What is needed => What lines in the data below mention the string "this"? Copy them out.

Records from a collection =>
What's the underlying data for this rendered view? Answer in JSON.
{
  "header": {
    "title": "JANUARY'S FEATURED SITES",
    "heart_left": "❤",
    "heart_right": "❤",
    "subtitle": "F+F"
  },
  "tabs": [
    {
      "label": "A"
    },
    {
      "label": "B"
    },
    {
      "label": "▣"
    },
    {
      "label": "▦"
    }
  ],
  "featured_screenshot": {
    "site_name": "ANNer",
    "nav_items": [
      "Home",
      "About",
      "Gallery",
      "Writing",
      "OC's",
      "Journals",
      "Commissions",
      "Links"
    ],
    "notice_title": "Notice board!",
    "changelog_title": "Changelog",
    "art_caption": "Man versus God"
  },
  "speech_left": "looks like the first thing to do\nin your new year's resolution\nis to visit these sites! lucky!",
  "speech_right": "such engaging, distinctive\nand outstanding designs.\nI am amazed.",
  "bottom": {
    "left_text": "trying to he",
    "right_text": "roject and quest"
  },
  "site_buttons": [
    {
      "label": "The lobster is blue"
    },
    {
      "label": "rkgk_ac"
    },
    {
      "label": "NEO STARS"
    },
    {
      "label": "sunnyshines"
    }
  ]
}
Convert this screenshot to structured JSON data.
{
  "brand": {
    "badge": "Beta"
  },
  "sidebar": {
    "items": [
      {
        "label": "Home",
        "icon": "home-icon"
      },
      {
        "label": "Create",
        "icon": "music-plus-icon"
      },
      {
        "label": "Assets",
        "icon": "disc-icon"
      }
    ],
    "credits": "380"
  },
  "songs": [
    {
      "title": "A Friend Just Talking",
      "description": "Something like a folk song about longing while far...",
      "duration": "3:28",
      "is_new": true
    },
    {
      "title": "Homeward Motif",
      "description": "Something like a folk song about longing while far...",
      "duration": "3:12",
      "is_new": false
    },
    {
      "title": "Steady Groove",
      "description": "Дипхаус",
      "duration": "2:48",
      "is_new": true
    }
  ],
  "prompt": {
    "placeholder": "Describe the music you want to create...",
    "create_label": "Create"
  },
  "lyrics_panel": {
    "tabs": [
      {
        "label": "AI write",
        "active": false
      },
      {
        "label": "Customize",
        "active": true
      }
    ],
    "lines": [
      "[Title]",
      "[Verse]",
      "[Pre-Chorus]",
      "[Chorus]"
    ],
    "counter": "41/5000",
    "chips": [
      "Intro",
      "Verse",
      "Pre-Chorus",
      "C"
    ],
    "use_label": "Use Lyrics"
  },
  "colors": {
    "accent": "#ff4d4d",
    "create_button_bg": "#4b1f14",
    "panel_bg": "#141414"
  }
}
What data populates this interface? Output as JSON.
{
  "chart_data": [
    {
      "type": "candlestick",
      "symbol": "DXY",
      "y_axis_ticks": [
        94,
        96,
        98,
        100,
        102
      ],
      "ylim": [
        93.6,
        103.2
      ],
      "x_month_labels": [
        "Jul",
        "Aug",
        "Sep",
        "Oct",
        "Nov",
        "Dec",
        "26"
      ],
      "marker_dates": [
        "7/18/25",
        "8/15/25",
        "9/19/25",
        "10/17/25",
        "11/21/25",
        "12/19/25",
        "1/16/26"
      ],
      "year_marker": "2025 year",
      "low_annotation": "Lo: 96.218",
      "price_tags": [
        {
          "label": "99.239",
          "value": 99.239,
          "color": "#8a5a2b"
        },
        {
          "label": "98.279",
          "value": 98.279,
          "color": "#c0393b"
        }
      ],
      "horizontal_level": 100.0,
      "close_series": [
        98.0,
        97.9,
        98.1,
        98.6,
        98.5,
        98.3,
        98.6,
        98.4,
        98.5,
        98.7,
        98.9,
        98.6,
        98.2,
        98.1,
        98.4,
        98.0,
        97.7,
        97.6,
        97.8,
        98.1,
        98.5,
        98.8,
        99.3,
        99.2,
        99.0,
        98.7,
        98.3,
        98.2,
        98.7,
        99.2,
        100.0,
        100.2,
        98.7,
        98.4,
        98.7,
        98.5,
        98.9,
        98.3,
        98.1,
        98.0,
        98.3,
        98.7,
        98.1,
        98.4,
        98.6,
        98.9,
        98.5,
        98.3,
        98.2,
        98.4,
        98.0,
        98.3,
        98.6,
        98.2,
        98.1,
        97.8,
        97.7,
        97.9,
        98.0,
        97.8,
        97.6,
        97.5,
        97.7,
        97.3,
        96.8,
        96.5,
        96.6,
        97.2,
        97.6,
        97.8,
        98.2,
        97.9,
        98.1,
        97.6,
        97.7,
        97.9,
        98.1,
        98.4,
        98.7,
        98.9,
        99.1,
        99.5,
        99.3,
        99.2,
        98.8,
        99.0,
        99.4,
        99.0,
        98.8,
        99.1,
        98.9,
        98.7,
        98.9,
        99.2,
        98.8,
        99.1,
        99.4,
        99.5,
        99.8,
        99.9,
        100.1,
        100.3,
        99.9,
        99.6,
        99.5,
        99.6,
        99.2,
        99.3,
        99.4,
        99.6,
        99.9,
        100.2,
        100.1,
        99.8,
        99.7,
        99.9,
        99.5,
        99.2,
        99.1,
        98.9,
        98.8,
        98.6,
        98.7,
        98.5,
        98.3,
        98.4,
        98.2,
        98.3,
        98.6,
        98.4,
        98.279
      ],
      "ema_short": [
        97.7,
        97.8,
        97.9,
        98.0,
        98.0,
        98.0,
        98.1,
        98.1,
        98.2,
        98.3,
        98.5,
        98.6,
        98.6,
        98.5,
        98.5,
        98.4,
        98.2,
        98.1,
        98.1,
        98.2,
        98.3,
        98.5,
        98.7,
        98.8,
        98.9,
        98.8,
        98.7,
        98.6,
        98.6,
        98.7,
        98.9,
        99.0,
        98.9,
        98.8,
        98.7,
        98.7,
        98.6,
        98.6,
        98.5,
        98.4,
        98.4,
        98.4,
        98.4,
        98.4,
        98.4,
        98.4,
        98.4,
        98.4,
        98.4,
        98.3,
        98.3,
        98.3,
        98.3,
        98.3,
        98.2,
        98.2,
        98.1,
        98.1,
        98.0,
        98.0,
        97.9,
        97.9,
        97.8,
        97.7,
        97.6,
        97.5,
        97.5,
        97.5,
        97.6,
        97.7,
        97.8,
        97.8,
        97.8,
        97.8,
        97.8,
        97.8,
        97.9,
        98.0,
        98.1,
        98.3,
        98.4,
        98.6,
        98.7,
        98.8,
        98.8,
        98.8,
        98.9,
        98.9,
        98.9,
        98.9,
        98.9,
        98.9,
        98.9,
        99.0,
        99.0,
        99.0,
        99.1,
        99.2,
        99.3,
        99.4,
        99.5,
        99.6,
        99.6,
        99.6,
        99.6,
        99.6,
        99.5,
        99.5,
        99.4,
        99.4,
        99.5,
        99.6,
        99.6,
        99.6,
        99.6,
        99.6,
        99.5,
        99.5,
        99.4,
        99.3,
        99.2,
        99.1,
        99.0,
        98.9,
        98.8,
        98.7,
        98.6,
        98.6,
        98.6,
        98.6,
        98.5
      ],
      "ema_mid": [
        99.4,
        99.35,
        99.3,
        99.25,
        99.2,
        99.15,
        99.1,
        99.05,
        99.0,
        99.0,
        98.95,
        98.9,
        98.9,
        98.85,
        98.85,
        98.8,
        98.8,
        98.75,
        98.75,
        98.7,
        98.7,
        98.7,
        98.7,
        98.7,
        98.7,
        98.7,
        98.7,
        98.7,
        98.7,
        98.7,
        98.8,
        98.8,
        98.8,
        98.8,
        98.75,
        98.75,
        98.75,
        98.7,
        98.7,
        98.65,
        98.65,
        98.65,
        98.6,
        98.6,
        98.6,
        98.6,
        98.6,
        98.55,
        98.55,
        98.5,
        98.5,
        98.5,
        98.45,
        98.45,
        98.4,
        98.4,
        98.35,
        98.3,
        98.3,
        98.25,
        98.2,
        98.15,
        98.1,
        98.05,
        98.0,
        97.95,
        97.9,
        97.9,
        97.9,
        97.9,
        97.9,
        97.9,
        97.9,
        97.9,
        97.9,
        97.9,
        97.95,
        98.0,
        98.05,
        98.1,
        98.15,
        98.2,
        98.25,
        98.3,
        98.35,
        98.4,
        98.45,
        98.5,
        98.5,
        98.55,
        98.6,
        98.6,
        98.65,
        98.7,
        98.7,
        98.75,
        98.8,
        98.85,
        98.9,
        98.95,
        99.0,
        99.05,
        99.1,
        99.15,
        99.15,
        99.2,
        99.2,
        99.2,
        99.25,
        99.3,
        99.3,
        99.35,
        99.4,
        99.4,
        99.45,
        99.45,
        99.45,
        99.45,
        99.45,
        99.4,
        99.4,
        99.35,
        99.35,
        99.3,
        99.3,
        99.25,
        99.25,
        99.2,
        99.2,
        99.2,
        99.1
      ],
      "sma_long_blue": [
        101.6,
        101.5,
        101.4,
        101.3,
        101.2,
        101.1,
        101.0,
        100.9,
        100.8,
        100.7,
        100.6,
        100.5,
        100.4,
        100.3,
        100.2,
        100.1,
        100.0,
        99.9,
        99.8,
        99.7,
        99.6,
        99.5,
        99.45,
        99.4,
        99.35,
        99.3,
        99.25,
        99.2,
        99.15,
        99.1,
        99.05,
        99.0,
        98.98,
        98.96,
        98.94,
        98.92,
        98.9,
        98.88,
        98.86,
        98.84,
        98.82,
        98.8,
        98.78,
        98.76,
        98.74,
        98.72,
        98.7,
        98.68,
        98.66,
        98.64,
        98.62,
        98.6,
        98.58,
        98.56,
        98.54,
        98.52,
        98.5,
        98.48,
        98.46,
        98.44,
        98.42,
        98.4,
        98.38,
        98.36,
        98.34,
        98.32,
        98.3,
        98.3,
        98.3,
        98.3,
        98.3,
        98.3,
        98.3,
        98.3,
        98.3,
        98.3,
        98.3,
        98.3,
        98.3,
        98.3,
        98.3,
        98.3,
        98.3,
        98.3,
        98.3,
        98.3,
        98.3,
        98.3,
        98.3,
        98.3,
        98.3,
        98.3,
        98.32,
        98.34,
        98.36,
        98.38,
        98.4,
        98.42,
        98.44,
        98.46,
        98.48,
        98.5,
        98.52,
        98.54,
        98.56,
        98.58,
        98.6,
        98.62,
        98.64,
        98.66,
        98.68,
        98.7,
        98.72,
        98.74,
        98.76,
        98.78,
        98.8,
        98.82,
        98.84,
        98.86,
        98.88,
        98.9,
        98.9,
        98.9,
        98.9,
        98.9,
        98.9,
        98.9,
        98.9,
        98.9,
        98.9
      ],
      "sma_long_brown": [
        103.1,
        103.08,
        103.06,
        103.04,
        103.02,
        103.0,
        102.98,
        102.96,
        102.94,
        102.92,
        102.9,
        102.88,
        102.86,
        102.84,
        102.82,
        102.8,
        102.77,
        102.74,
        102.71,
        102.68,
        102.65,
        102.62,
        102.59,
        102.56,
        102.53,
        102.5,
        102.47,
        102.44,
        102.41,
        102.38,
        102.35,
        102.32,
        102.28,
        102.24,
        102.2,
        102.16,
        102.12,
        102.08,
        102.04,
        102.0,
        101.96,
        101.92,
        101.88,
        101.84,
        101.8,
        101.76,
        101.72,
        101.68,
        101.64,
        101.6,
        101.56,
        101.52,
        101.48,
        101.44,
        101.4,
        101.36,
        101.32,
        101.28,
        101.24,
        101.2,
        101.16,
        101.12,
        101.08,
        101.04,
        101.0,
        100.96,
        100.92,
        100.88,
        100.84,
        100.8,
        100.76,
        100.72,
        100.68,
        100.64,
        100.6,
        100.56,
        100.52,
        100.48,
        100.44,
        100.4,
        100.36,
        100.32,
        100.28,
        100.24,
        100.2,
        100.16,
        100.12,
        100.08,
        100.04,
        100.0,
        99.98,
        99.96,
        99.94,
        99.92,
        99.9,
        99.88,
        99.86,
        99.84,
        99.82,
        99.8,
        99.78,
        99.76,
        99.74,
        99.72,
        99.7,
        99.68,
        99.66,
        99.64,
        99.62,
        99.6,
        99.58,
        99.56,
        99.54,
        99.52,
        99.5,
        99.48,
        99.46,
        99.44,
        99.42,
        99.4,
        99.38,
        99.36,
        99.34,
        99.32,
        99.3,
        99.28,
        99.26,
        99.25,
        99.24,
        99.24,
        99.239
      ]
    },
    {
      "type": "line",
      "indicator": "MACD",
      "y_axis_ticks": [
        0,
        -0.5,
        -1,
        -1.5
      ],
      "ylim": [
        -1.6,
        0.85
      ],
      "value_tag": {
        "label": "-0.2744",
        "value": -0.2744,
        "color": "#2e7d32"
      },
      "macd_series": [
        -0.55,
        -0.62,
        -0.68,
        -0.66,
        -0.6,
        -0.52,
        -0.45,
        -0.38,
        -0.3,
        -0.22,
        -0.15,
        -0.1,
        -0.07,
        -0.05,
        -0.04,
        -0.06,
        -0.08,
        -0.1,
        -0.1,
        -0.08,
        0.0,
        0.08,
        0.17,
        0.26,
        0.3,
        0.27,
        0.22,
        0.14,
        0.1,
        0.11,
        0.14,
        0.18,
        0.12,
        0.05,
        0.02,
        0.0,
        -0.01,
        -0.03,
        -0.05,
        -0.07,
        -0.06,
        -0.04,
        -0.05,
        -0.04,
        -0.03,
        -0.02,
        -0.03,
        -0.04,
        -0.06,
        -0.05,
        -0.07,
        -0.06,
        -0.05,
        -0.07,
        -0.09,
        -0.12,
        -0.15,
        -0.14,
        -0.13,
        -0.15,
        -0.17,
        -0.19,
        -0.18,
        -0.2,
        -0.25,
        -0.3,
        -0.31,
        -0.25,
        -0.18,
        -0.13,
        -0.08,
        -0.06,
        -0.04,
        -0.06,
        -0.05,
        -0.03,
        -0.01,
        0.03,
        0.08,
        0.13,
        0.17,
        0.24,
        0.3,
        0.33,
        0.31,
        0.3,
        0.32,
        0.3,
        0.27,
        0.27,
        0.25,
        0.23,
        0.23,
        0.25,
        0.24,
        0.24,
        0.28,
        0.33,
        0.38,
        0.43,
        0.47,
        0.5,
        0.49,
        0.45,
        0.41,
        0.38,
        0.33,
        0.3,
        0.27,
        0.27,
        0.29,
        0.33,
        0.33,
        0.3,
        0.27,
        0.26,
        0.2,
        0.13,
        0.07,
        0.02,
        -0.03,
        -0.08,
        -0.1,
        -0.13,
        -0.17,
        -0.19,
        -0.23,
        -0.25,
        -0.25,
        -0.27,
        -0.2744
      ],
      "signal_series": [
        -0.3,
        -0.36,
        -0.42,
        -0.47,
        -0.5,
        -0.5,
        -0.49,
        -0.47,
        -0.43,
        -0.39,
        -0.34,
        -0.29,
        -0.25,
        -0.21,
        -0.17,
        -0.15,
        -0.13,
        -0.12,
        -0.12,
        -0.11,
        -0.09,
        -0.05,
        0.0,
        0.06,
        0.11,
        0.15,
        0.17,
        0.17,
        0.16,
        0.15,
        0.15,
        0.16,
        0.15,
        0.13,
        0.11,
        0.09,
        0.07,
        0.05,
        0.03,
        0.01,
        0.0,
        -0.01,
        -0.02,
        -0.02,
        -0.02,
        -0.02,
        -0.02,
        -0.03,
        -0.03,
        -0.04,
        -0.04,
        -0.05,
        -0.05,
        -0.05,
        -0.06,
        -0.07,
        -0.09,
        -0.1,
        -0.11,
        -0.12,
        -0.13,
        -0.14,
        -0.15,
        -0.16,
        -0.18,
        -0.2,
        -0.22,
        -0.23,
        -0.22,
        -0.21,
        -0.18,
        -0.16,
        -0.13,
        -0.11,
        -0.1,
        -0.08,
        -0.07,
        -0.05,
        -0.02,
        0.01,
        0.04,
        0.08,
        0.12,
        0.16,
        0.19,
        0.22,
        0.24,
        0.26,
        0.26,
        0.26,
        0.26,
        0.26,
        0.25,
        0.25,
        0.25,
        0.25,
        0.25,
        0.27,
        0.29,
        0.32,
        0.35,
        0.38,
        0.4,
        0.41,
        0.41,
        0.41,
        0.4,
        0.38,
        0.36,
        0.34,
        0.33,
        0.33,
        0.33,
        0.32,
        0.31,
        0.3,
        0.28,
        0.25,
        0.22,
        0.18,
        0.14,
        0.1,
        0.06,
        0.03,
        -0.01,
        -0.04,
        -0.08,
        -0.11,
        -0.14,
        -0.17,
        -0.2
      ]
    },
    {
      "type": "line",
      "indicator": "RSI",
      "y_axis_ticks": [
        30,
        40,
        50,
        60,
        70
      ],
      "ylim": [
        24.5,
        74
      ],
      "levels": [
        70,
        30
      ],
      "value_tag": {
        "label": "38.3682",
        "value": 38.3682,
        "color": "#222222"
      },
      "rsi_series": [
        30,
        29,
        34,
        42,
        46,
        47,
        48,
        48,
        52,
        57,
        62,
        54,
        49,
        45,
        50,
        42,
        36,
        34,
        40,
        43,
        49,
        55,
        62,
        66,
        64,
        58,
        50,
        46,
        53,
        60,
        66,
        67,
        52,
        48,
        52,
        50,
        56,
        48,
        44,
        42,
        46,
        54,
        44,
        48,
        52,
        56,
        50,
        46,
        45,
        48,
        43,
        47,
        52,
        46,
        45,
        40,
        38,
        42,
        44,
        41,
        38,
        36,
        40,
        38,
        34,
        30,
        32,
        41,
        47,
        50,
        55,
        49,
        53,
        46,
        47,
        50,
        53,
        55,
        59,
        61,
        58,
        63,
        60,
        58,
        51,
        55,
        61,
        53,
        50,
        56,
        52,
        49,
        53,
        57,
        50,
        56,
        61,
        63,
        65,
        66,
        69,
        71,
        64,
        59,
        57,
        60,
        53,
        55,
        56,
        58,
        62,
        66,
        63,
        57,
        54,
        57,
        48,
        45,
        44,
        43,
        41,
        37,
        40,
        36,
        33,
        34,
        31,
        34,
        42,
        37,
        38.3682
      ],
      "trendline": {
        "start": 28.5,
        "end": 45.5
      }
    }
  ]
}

Written solution =>
What's the underlying data for this rendered view? Answer in JSON.
Convert this screenshot to structured JSON data.
What data populates this interface? Output as JSON.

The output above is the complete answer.